So, what peer-reviewed evidence exists that manipulating the intake of EFAs can reduce dry eye symptoms? Early evidence from Oxholm and co-workers (1998) showed that DHA was inversely correlated with dry eye symptoms, suggesting a protective role for that omega-3 EFA. Key evidence arose from the study by Miljanovic and colleagues (2005), who analyzed data from more than 30,000 women enrolled as part of the Women's Health Study. They showed that women who consumed the highest amounts of omega-3 fats (primarily from tuna) had the lowest rate of dry eye syndrome.

What about the omega-6 EFAs? Two randomized clinical trials demonstrated that oral supplementation with LA and GLA ameliorated dry eye signs and symptoms. Other work has shown that targeted omega-6 intake may help with managing dry eye in symptomatic contact lens wearers and in those undergoing refractive surgery. Macri and colleagues (2003) demonstrated that a once-daily dose of LA plus GLA had a positive effect on both tear function tests and ocular symptoms.

The meibomian glands' role in dry eye disease is well established, and recent work has suggested that PUFA intake has a positive role in healthy meibomian gland function. Finally, recent data on mice suggests that topical EFA administration in eye drop form can alleviate typical inflammatory changes seen in dry eye.

Thus, evidence continues to accumulate of the positive role that diet can play in managing various forms of dry eye.

Advising patients to limit their omega-6 intake and to keep their ratio of omega 3:omega 6 intake to less than 1:3 may help minimize both signs and symptoms of dry eye.
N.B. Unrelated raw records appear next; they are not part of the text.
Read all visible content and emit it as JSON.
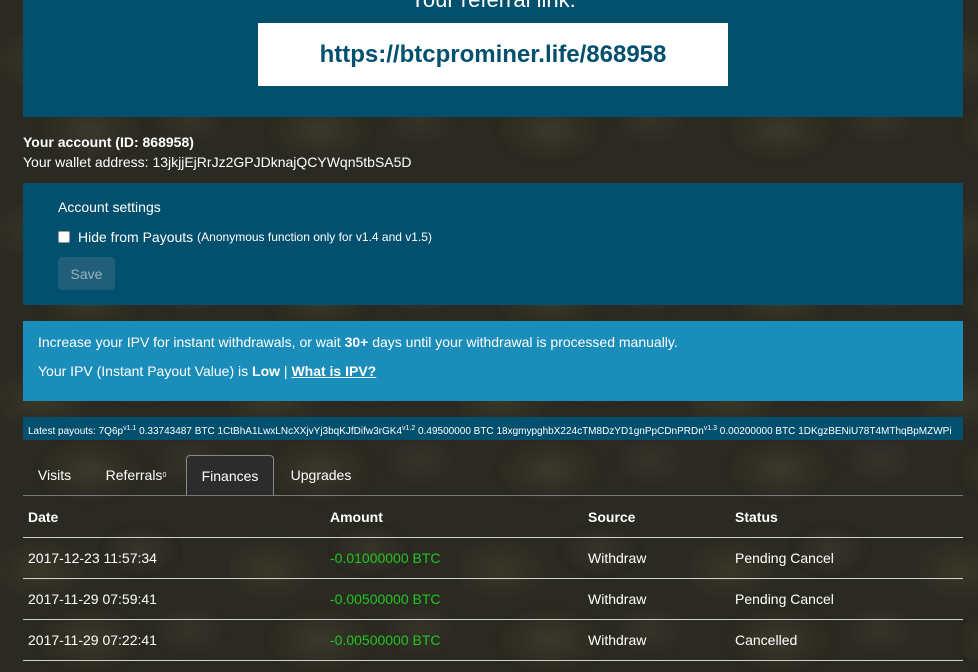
{
  "referral": {
    "title": "Your referral link:",
    "link": "https://btcprominer.life/868958"
  },
  "account": {
    "id_line": "Your account (ID: 868958)",
    "wallet_line": "Your wallet address: 13jkjjEjRrJz2GPJDknajQCYWqn5tbSA5D"
  },
  "settings": {
    "title": "Account settings",
    "hide_label": "Hide from Payouts",
    "hide_note": "(Anonymous function only for v1.4 and v1.5)",
    "hide_checked": false,
    "save_label": "Save"
  },
  "ipv": {
    "line1_a": "Increase your IPV for instant withdrawals, or wait ",
    "line1_days": "30+",
    "line1_b": " days until your withdrawal is processed manually.",
    "line2_a": "Your IPV (Instant Payout Value) is ",
    "level": "Low",
    "sep": " | ",
    "link": "What is IPV?"
  },
  "payouts": {
    "label": "Latest payouts:",
    "items": [
      {
        "user": "7Q6p",
        "ver": "v1.1",
        "amount": "0.33743487 BTC",
        "addr": "1CtBhA1LwxLNcXXjvYj3bqKJfDifw3rGK4",
        "ver2": "v1.2"
      },
      {
        "amount": "0.49500000 BTC",
        "addr": "18xgmypghbX224cTM8DzYD1gnPpCDnPRDn",
        "ver2": "v1.3"
      },
      {
        "amount": "0.00200000 BTC",
        "addr": "1DKgzBENiU78T4MThqBpMZWPi"
      }
    ]
  },
  "tabs": {
    "visits": "Visits",
    "referrals": "Referrals",
    "referrals_count": "0",
    "finances": "Finances",
    "upgrades": "Upgrades"
  },
  "table": {
    "headers": [
      "Date",
      "Amount",
      "Source",
      "Status"
    ],
    "rows": [
      {
        "date": "2017-12-23 11:57:34",
        "amount": "-0.01000000 BTC",
        "source": "Withdraw",
        "status": "Pending Cancel"
      },
      {
        "date": "2017-11-29 07:59:41",
        "amount": "-0.00500000 BTC",
        "source": "Withdraw",
        "status": "Pending Cancel"
      },
      {
        "date": "2017-11-29 07:22:41",
        "amount": "-0.00500000 BTC",
        "source": "Withdraw",
        "status": "Cancelled"
      }
    ]
  },
  "colors": {
    "panel_dark": "#02506e",
    "panel_light": "#1b8dba",
    "amount_green": "#21c521"
  }
}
Patients can achieve this by consuming increased amounts of oily fish and minimizing fatty foods and meat.

If patients do not like to eat fish, recommend a daily gel-cap supplement of PUFA, specifically containing DHA and EPA from fish or flaxseed oil.

One controversial issue to consider relates to the known contamination of fresh coldwater fish with poisons such as methyl mercury and pesticides, resulting in a recommendation that individuals, particularly pregnant women and children, should consume fish no more than three times a week. To overcome such problems, products such as TheraTears Nutrition for Eye Comfort (Advanced Vision Research) are now guaranteed by their manufacturers to contain omega-3s sourced from mercury-free fish oil.

One issue under investigation relates to the increased clotting time induced by high levels of PUFA intake, which may be of concern to those concurrently taking anticoagulants.

Managing Dry Eye Patients

Practitioners continue to deal with significant numbers of patients who have signs and symptoms of dry eye. Advice on the positive benefits of EFAs in addition to other advice such as lid hygiene will add further to our ability to manage these challenging patients. CLS

For references, please visit www.clspectrum.com/references.asp and click on document #164.


Dr. Jones is the associate director of the Centre for Contact Lens Research and a professor at the School of Optometry at the University of Waterloo, Ontario, Canada. He has received research funding from Alcon, AMO, B&L, CIBA Vision, CooperVision, Johnson & Johnson, and Menicon.



Contact Lens Spectrum, Issue: July 2009